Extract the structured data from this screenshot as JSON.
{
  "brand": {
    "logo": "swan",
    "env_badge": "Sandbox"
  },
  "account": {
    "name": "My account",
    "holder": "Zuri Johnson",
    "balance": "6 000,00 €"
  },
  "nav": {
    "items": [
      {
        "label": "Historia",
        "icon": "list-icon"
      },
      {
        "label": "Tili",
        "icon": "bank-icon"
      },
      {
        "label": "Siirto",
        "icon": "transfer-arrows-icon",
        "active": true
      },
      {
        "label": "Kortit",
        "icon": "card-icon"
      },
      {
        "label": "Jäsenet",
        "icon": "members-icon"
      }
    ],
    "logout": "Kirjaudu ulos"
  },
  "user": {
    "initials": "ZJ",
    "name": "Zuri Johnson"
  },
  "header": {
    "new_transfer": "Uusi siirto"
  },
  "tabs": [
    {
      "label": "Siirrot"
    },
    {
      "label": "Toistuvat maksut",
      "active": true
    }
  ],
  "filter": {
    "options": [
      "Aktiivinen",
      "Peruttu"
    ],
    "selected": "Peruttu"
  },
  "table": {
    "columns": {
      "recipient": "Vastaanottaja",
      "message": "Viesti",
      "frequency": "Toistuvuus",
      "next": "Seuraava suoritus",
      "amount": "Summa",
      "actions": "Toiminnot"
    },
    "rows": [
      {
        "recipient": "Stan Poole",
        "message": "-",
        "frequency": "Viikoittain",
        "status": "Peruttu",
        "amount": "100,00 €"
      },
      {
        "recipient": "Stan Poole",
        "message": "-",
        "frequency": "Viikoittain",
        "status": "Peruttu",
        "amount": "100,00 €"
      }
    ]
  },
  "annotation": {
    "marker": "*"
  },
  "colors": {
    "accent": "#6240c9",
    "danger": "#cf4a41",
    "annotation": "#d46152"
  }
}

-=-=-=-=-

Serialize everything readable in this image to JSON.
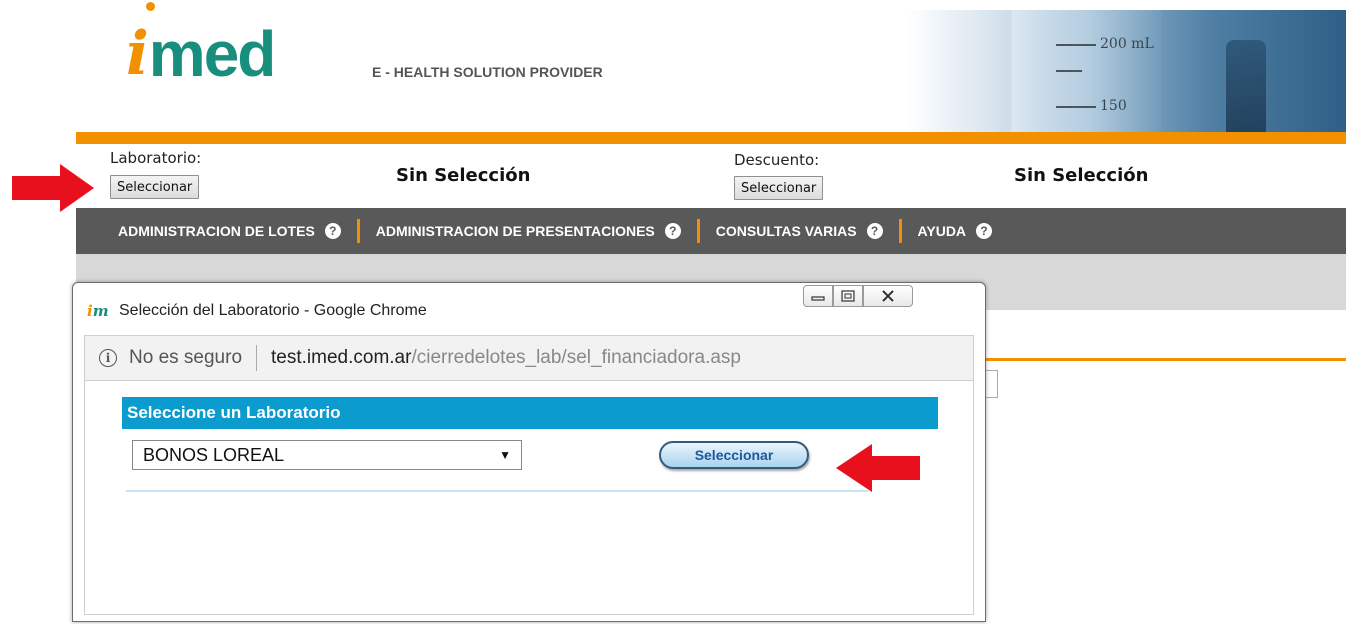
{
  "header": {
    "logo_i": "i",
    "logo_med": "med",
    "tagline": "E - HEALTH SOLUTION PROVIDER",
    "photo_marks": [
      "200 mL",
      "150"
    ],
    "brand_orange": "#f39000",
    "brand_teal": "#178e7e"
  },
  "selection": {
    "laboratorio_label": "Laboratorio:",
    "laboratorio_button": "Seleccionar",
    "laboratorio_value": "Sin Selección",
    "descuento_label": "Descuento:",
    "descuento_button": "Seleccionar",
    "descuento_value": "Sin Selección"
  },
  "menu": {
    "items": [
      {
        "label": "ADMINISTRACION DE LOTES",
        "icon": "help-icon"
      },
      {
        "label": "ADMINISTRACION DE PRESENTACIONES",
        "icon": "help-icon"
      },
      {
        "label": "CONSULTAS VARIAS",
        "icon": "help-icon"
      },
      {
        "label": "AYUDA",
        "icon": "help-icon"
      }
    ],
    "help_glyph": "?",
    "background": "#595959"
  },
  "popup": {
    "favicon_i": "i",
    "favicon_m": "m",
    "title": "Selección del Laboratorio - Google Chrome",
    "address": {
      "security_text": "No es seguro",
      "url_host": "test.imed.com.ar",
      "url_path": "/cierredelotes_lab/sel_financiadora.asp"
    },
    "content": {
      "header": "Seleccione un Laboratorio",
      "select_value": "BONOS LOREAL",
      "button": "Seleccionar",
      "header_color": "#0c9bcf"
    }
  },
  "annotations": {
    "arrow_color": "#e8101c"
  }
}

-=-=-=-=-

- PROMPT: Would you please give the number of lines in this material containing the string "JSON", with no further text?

- ANSWER AREA: 2